He: Of the women? Female nature?
She: The nature of all the sisters. Women do not control their own bodies -Nature does. I have it in writing in my books.
He: The literature that you used in your research was about evil things committed against women. But you read it as proof of the evil of women? You were supposed to be critical of those texts, that was your thesis. Instead you're embracing it. Do you know what you're saying
She: Forget it.
 “Women do not control their own bodies—Nature does”: the corollary to that, of course, is that neither do men control their own bodies; Nature, neither masculine nor feminine, does. But that is unhearable by He.
  Žižek once wrote that
 All ‘culture’ is in a way a reaction-formation, an attempt to limit, canalize--
to cultivate th[e] imbalance, th[e] traumatic kernel, th[e] radical antagonism
through which man cuts his umbilical cord with nature, with animal
homeostasis. It is not only that the aim is no longer to abolish this drive
antagonism, but the aspiration to abolish it is precisely the source of
totalitarian temptation: the greatest mass murders and holocausts have
always been perpetrated in the name of man as harmonious being, of a
New Man without antagonistic tension.[xvii]
 In Antichrist, in the last scene, He, having killed and burned She, walks away from Eden and meets, coming up the hill towards him crowds of women, and because their faces are blurred, he is no longer the object of the female gaze; they pass him by and he passes among them unconcerned, eating berries in a Nature open for his needs, bright, and unthreatening. This New Man is still the Old, the one who burned witches, the one who sacrifices “Truth for the sake of knowledge.”[xviii]

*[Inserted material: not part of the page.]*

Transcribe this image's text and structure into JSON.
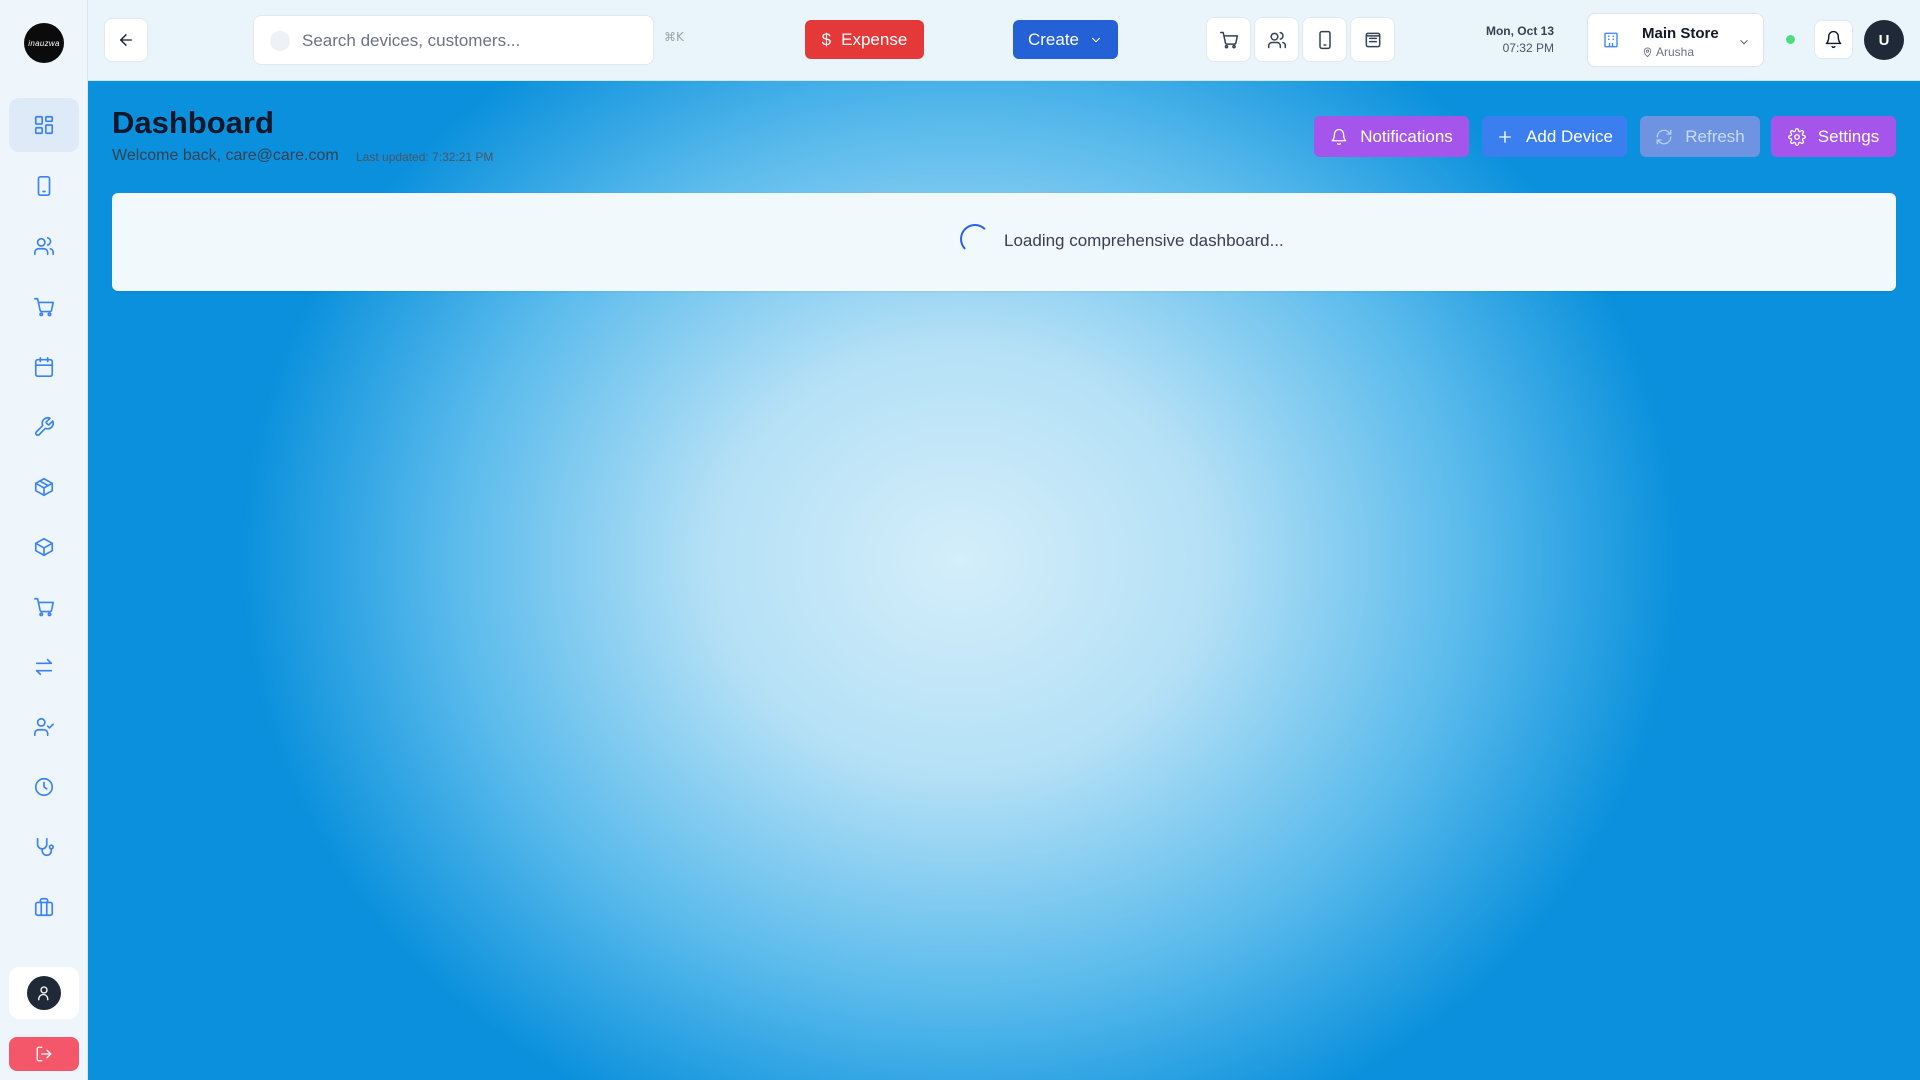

[i] Last words of Antichrist
[ii] Žižek, Slavoj. “Looking Awry” In Stam and Miller (eds) Film and Theory an Anthology. Oxford: Blackwell, 2000. 524-538
[iii] McGowan, Todd, The Real Gaze: Film Theory After Lacan. SUNY Press, 2008, p.28
[iv] McGowan, ibid.
[v] Žižek, ibid.
[vi]Lacan, Jacques, Seminar XI, W.W. Norton, 1998, p. 21
[vii] Fink, Bruce, ‘The Real Cause of Repetition’ in Reading  Seminar XI, ed. Feldstein, Fink, Jaanus, SUNY Press, 1995, p.225
[viii] Bowie, Malcolm, Lacan, Harvard Univ. Press, 1993, p.103
[ix] Ross, Stephen, ‘AVery Brief Introduction to Lacan’, online article,
[xi] Silverman, Kaja, The Subject of Semiotics , New York: Oxford University Press, I983, p. 204
[xii] Žižek, Slavoj,  The Fright of Real Tears: Krzysztof Kieślowski Between Theory and Post-Theory, London: BFI Publishing, 2001, p.32
[xiii] Žižek, Slavoj, Enjoy Your Symptom, Routledge, 2008, p. 2
[xiv] Hegel
[xv]Dialogue from Antichrist  available at
[xvi] Irigiray, Luce, Speculum of the Other Woman, Cornell University Press, 1995.
[xvii] Žižek, Slavoj, The Sublime Object of Ideology, Verso, 2008, p. xxviii
[xviii] This meditation originates in various conversations I had with my friend and colleague David Denny whose own paper ‘A Postmodern Family Romance: Lars von Trier’s Antichrist’ is a brilliant reading of the film as a whole.

All film stills are ©IFC Films and are used for scholarly illustrative purposes only.

©Ger Killeen 2014